The appellant raised a point of dispute that the respondent had not actively pursued a claim for the arrear maintenance for many years prior. He further argued that a maintenance order cannot be considered the same as a civil judgment because it is variable by the same court that granted the order and is subject to ongoing disputes which require the further leading of evidence, thus could not constitute a civil judgment.

The Supreme Court of Appeal disagreed with the submissions of the appellant. The court found that, despite being variable, a maintenance order is still an order which has been granted by a court after consideration of facts placed before it, and which finalizes that particular dispute between the parties. The court further found that an application to vary the order would create a new dispute between the parties, which would need to be determined by the court.

After consideration of various judicial precedents, the court further found that a maintenance order holds the same attributes as a civil judgment, namely that maintenance orders (a) are dipositive of the relief claimed and definitive of a person’s rights and obligations; (b) they are final and enforceable until such time as they are varied or canceled; (c) they are capable of execution without further proof, and (d) they are appealable.

The appellant attempted to raise a number of policy considerations against a finding that a maintenance order should only prescribe after 30 years, namely:-

That maintenance orders are intended for immediate living expenses and should be promptly enforced;

That allowing a 30 year prescription period in respect of maintenance would cause hardship to the maintenance debtors as they would receive a false sense of security by inactivity in the matter;

That a 30 year prescription period would allow potential abuse for a maintenance creditor; and

Lastly that it would be unreasonable to expect maintenance debtors to keep documentation for a period of 30 years in order to dispute any potential claims by maintenance creditors.

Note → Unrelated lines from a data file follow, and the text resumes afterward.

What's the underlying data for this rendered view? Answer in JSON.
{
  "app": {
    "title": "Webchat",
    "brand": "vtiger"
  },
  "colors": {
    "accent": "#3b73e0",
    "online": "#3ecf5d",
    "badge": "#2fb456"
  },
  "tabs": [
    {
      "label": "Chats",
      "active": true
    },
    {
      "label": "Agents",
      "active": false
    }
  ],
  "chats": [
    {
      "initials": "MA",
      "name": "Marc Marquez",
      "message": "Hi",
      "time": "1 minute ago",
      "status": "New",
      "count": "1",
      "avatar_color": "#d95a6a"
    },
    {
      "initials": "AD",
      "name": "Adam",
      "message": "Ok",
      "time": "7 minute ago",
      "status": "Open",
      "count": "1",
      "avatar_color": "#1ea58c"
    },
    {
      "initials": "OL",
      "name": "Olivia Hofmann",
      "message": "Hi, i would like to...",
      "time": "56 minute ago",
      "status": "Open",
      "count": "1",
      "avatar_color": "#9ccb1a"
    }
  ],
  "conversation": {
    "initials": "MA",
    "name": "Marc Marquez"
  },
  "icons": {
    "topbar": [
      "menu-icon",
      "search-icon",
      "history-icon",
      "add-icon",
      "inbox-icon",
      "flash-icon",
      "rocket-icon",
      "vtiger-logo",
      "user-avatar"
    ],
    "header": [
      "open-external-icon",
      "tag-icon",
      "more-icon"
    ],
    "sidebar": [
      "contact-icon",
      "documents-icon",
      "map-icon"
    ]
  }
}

The court, in response to the aforesaid contentions made by the appellant, found that:

A longer period of prescription would be in the best interests of the beneficiaries of maintenance orders, who are most often minor children and women;

The potential prejudice, if any, suffered by the maintenance debtor could be avoided should the debtor comply with the court order; and

That a potential prejudice to the maintenance debtor is inconceivable when there are remedies available to the debtor to approach court for a variation of the order.

In closing, the court held that the court a quo was correct in their decision, and the appeal was accordingly dismissed with costs.